Check every line of the entries that follow, and copy the ones containing "icon".

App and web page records
►

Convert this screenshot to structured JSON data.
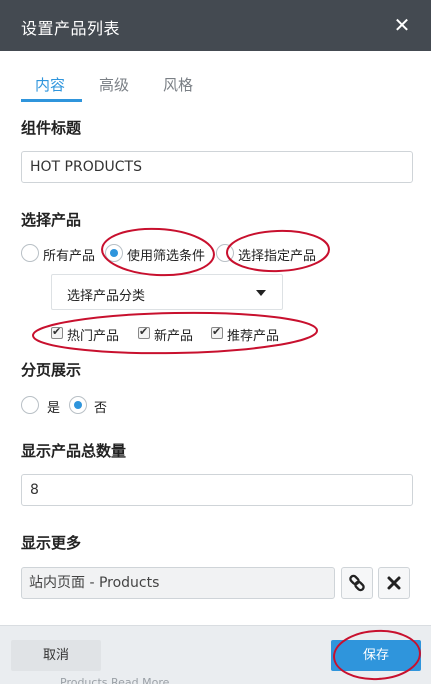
{
  "dialog": {
    "title": "设置产品列表",
    "close_icon": "close-icon"
  },
  "tabs": [
    {
      "label": "内容",
      "active": true
    },
    {
      "label": "高级",
      "active": false
    },
    {
      "label": "风格",
      "active": false
    }
  ],
  "widget_title": {
    "label": "组件标题",
    "value": "HOT PRODUCTS"
  },
  "product_select": {
    "label": "选择产品",
    "options": [
      {
        "label": "所有产品",
        "checked": false
      },
      {
        "label": "使用筛选条件",
        "checked": true
      },
      {
        "label": "选择指定产品",
        "checked": false
      }
    ],
    "category_dropdown": "选择产品分类",
    "filters": [
      {
        "label": "热门产品",
        "checked": true
      },
      {
        "label": "新产品",
        "checked": true
      },
      {
        "label": "推荐产品",
        "checked": true
      }
    ]
  },
  "pagination": {
    "label": "分页展示",
    "options": [
      {
        "label": "是",
        "checked": false
      },
      {
        "label": "否",
        "checked": true
      }
    ]
  },
  "total_count": {
    "label": "显示产品总数量",
    "value": "8"
  },
  "show_more": {
    "label": "显示更多",
    "value": "站内页面 - Products",
    "link_icon": "link-icon",
    "remove_icon": "remove-icon"
  },
  "footer": {
    "cancel_label": "取消",
    "save_label": "保存",
    "partial_text": "Products Read More"
  },
  "colors": {
    "accent": "#2f95dc",
    "titlebar": "#444a51",
    "annotation": "#c8102e"
  }
}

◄

**WRITTEN ANSWER:**
    "close_icon": "close-icon"
    "link_icon": "link-icon",
    "remove_icon": "remove-icon"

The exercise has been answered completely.